Featuring stories by ten of Egypt’s finest writers and novelists, including Ahmed Naji, Hatem Hafez, and Eman Abdelrahim, The Book of Cairo is the latest entry in Comma Press’s A City in Short Fiction series. The slim book acts as a smorgasbord of Egyptian storytelling in the aftermath of the failed 2011 Arab Spring uprising—a scattered look inside the complexity of the ancient city and the traumatized humans inhabiting it. There are stories about love and loss endured by hashish dealers, perpetual misery in the form of endless traffic, and female oppression in the form of visa denials and cannibalism fetishes. There is a little something for everyone.

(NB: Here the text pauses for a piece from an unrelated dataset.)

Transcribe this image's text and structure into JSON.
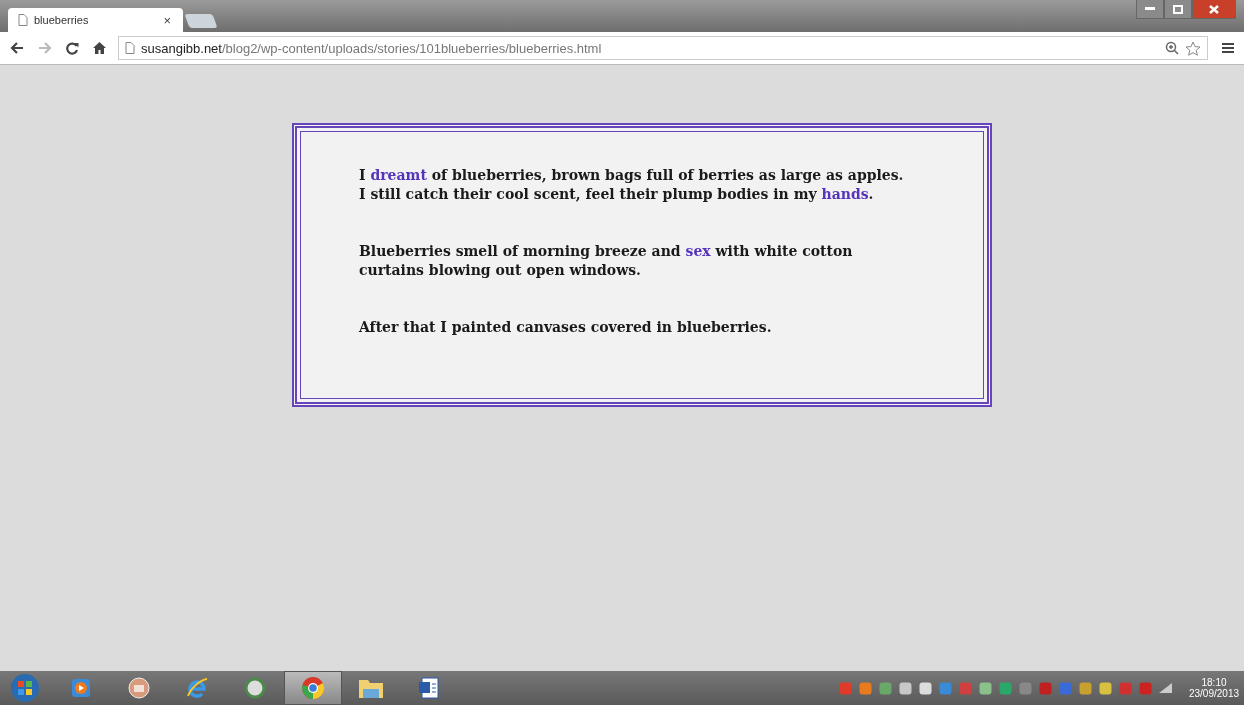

The Book of Cairo is edited and introduced by Raph Cormack, a translator, editor, and author with a PhD in modern Arabic literature. Through his selected stories and their strategic positioning in the table of contents, Cormack curates an impressive snapshot of Cairene life with all its laughter and misery. From the opening page of the first story, “Gridlock,” we follow a packed microbus into traffic and get a sense of modern-day life in the Egyptian capital, including hash joints made up of henna and aspirin, an engineer with no engineering background, and a street sweeper anxious about the costs associated with marrying off his daughter. The author takes a casual, almost breezy approach to the storytelling, seemingly unaware of the rising tension. Yet it remains quintessentially Egyptian—a story relatable to anyone who has endured a morning in Cairo’s hellish traffic.
One of the finest achievements in The Book of Cairo was “Siniora,” by Ahmed Naji, the Egyptian novelist who was jailed in 2015 for “violating public morality” with the sexual content and drug references in his novel Using Life. Naji’s contribution to the anthology begins with the line “I must have been as crazy for her c*** as I was for the internet” and holds you spellbound for the remainder of the eleven-page entry. It is a story about love, lust, and isolation; about a couple who discovered their talents for producing hashish and sexual gratification. There is a Kafkaesque feel to the story—a sense of irreverence and pseudoreality that makes the story remarkably endearing.
In conclusion, The Book of Cairo is a successful attempt to capture the essence of Egyptian storytelling in the wake of mass social change and shared trauma. It is varied and wide-ranging, filled with stories of horror, humor, and the empty spaces between. It is both strange and entirely ordinary, and yet still entirely Egyptian.